→ **HOW TO COMPLETE THIS TASK**
The answer should consist of each line from the data below that includes "images".

━━━

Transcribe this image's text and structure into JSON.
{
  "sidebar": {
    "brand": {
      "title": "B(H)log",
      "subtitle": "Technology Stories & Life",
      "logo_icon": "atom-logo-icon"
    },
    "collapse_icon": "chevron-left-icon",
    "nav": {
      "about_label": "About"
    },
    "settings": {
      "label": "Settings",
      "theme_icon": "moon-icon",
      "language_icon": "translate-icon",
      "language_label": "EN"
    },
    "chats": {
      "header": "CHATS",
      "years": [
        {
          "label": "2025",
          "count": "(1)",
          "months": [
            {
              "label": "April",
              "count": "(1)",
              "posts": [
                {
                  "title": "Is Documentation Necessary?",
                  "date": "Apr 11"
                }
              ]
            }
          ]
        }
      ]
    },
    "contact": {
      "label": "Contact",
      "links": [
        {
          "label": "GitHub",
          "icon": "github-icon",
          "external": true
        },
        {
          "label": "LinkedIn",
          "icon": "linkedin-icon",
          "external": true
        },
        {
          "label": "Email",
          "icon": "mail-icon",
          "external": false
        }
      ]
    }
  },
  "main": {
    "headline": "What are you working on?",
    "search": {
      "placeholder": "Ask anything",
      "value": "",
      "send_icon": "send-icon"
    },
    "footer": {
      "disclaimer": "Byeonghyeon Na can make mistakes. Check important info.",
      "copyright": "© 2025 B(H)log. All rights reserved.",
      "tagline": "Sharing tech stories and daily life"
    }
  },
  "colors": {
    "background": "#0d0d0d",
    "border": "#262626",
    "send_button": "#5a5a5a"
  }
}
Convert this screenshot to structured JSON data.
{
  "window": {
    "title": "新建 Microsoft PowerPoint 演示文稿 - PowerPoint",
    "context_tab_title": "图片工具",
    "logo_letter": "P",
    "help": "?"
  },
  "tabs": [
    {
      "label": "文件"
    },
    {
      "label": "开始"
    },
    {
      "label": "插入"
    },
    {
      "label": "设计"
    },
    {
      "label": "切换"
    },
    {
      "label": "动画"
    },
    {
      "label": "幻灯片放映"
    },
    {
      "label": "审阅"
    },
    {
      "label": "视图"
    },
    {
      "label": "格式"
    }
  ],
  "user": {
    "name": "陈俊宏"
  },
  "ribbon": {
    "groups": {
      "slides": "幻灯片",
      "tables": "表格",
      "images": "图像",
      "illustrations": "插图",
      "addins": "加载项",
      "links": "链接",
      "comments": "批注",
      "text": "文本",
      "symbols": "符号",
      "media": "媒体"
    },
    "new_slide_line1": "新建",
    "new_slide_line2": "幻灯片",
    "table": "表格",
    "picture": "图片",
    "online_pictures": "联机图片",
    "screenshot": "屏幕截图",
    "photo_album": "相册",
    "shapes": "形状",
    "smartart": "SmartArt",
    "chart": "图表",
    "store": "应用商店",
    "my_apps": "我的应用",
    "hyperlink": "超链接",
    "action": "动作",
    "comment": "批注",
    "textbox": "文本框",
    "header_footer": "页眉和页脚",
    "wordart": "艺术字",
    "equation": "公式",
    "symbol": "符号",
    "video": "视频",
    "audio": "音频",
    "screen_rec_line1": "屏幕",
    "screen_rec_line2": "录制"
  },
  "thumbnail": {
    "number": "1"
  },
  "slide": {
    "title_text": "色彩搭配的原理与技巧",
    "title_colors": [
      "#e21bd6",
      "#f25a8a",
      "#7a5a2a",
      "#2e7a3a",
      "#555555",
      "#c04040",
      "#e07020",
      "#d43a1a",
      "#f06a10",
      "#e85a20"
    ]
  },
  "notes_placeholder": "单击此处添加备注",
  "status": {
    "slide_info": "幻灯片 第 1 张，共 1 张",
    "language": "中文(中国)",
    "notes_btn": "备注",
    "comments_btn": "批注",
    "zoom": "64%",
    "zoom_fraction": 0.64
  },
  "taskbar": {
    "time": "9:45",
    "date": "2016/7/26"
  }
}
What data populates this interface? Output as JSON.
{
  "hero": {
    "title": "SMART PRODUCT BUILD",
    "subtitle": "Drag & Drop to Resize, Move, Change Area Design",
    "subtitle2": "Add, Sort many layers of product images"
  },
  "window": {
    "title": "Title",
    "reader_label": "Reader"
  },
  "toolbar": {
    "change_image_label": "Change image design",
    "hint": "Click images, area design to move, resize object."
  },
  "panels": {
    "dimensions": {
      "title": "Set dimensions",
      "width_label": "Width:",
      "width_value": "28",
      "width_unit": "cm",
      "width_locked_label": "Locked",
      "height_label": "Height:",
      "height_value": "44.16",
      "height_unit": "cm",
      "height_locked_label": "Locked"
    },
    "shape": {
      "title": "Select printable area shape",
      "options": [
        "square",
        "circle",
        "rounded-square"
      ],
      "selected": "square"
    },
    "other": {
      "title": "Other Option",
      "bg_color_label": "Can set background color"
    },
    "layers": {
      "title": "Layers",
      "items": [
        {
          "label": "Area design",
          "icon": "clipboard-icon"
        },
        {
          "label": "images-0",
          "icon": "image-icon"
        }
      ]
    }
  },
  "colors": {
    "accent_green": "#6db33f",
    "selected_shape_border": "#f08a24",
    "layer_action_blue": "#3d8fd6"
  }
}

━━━

→ **EXERCISE RESULT**
      "images": "图像",
    "subtitle2": "Add, Sort many layers of product images"
    "hint": "Click images, area design to move, resize object."
          "label": "images-0",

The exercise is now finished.